(Items listed in a dataset)
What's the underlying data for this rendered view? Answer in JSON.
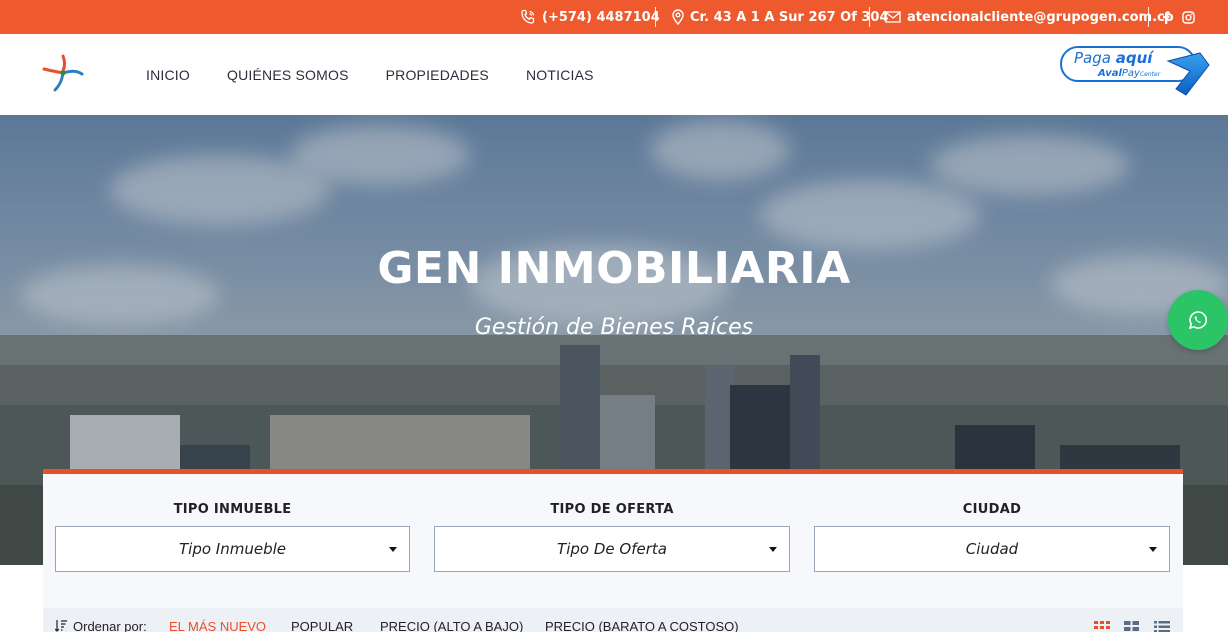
{
  "topbar": {
    "phone": "(+574) 4487104",
    "address": "Cr. 43 A 1 A Sur 267 Of 304",
    "email": "atencionalcliente@grupogen.com.co",
    "social": [
      "facebook-icon",
      "instagram-icon"
    ],
    "background": "#ee5a2d"
  },
  "nav": {
    "items": [
      "INICIO",
      "QUIÉNES SOMOS",
      "PROPIEDADES",
      "NOTICIAS"
    ]
  },
  "paybutton": {
    "line1a": "Paga ",
    "line1b": "aquí",
    "line2a": "Aval",
    "line2b": "Pay",
    "line2c": "Center"
  },
  "hero": {
    "title": "GEN INMOBILIARIA",
    "subtitle": "Gestión de Bienes Raíces"
  },
  "search": {
    "accent": "#e8502a",
    "fields": [
      {
        "label": "TIPO INMUEBLE",
        "value": "Tipo Inmueble"
      },
      {
        "label": "TIPO DE OFERTA",
        "value": "Tipo De Oferta"
      },
      {
        "label": "CIUDAD",
        "value": "Ciudad"
      }
    ]
  },
  "sort": {
    "label": "Ordenar por:",
    "options": [
      "EL MÁS NUEVO",
      "POPULAR",
      "PRECIO (ALTO A BAJO)",
      "PRECIO (BARATO A COSTOSO)"
    ],
    "active": "EL MÁS NUEVO",
    "views": [
      "grid-large-icon",
      "grid-small-icon",
      "list-icon"
    ]
  },
  "whatsapp": {
    "color": "#2bc466"
  }
}
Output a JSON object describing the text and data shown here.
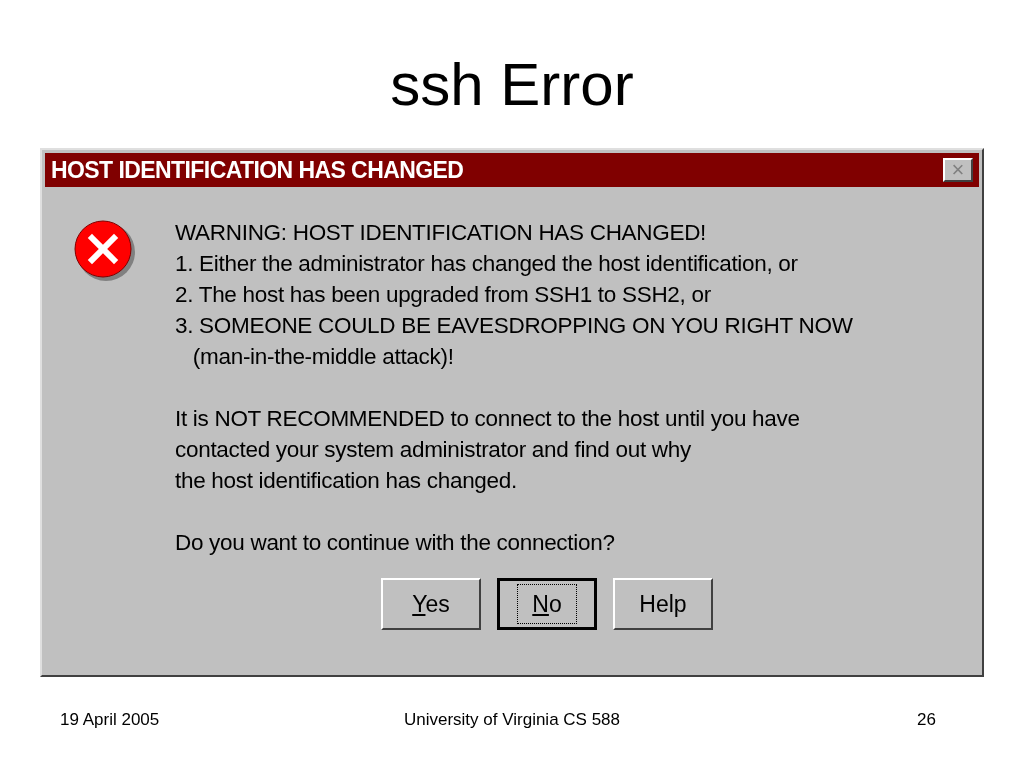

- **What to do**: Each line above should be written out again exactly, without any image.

- **Answer box**:
What's the underlying data for this rendered view? Answer in JSON.
{
  "topbar": {
    "phone": "(+574) 4487104",
    "address": "Cr. 43 A 1 A Sur 267 Of 304",
    "email": "atencionalcliente@grupogen.com.co",
    "social": [
      "facebook-icon",
      "instagram-icon"
    ],
    "background": "#ee5a2d"
  },
  "nav": {
    "items": [
      "INICIO",
      "QUIÉNES SOMOS",
      "PROPIEDADES",
      "NOTICIAS"
    ]
  },
  "paybutton": {
    "line1a": "Paga ",
    "line1b": "aquí",
    "line2a": "Aval",
    "line2b": "Pay",
    "line2c": "Center"
  },
  "hero": {
    "title": "GEN INMOBILIARIA",
    "subtitle": "Gestión de Bienes Raíces"
  },
  "search": {
    "accent": "#e8502a",
    "fields": [
      {
        "label": "TIPO INMUEBLE",
        "value": "Tipo Inmueble"
      },
      {
        "label": "TIPO DE OFERTA",
        "value": "Tipo De Oferta"
      },
      {
        "label": "CIUDAD",
        "value": "Ciudad"
      }
    ]
  },
  "sort": {
    "label": "Ordenar por:",
    "options": [
      "EL MÁS NUEVO",
      "POPULAR",
      "PRECIO (ALTO A BAJO)",
      "PRECIO (BARATO A COSTOSO)"
    ],
    "active": "EL MÁS NUEVO",
    "views": [
      "grid-large-icon",
      "grid-small-icon",
      "list-icon"
    ]
  },
  "whatsapp": {
    "color": "#2bc466"
  }
}
Output a JSON object describing the text and data shown here.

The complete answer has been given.